  1. Amunts, K., Schlaug, G., Schleicher, A., Steinmetz, H., Dabringhaus, A., Roland, P. E., et al. (1996). Asymmetry in the human motor cortex and handedness. NeuroImage, 4(3), 216–222.PubMedCrossRefGoogle Scholar
  2. Fennell, E. (1986). Handedness in neuropsychological research. In H. J. Hannay (Ed.), Experimental techniques in human neuropsychology. New York: Oxford Univeristy Press.Google Scholar
  3. Howieson, D., Loring, D., & Hannay, H. J. (2004). Neurobehavioral variables and diagnostic issues. In M. Lezak, D. Howieson, & D. Loring (Eds.), Neuropsycholgical assessment (4th ed., pp. 304–307). New York: Oxford University Press.Google Scholar
  4. Schenker, N. M., Sherwood, C. C., Hof, P. R., & Semendeferi, K. (2007). Microstructural asymmetries of the cerebral cortex in humans and other mammals. Special Topics in Primatology, 5, 92–118.CrossRefGoogle Scholar

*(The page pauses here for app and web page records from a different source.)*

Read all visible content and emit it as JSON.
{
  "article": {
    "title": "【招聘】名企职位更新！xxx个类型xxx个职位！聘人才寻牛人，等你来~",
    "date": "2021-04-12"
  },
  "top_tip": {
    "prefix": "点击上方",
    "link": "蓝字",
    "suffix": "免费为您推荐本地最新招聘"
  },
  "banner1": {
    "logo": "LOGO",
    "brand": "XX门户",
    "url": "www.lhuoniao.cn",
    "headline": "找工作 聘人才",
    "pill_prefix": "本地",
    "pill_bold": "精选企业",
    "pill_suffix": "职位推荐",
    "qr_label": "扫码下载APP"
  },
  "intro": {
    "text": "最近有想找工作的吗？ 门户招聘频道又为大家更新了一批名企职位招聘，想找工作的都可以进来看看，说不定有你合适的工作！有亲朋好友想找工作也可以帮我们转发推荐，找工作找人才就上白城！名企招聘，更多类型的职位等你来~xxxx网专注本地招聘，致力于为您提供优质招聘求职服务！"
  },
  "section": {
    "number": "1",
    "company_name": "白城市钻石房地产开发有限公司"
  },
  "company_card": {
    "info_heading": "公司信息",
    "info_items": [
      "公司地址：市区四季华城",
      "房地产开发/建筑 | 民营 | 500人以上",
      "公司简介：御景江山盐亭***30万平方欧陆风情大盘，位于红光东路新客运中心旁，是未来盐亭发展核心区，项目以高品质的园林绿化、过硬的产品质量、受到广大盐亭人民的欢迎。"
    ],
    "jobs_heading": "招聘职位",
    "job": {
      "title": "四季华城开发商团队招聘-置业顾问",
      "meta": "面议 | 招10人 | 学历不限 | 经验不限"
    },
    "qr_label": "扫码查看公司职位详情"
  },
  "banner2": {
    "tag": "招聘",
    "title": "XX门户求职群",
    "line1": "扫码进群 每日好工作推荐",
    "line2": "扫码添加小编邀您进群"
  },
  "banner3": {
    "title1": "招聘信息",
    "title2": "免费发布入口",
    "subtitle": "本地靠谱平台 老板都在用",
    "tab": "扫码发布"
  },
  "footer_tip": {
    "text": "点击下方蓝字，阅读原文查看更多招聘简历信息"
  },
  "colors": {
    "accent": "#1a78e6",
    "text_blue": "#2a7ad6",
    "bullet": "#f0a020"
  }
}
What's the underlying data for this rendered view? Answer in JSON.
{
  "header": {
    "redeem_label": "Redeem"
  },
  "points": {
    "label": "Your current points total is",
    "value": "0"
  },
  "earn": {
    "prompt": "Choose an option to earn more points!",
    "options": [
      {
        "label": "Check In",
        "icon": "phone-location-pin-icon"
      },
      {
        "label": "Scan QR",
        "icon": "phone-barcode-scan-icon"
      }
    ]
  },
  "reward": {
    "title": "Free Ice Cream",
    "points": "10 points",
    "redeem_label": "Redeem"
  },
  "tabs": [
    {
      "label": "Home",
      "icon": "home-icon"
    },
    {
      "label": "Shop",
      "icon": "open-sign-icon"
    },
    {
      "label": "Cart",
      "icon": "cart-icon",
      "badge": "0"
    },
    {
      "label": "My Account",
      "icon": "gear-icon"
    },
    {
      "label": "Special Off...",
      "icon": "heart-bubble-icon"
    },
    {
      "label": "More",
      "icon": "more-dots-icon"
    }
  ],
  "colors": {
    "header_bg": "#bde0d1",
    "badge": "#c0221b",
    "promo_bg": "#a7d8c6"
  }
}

Copyright information

© Springer International Publishing AG, part of Springer Nature 2018

Authors and Affiliations

  1. 1.Department of Psychiatry and Behavioral SciencesTulane University School of MedicineNew OrleansUSA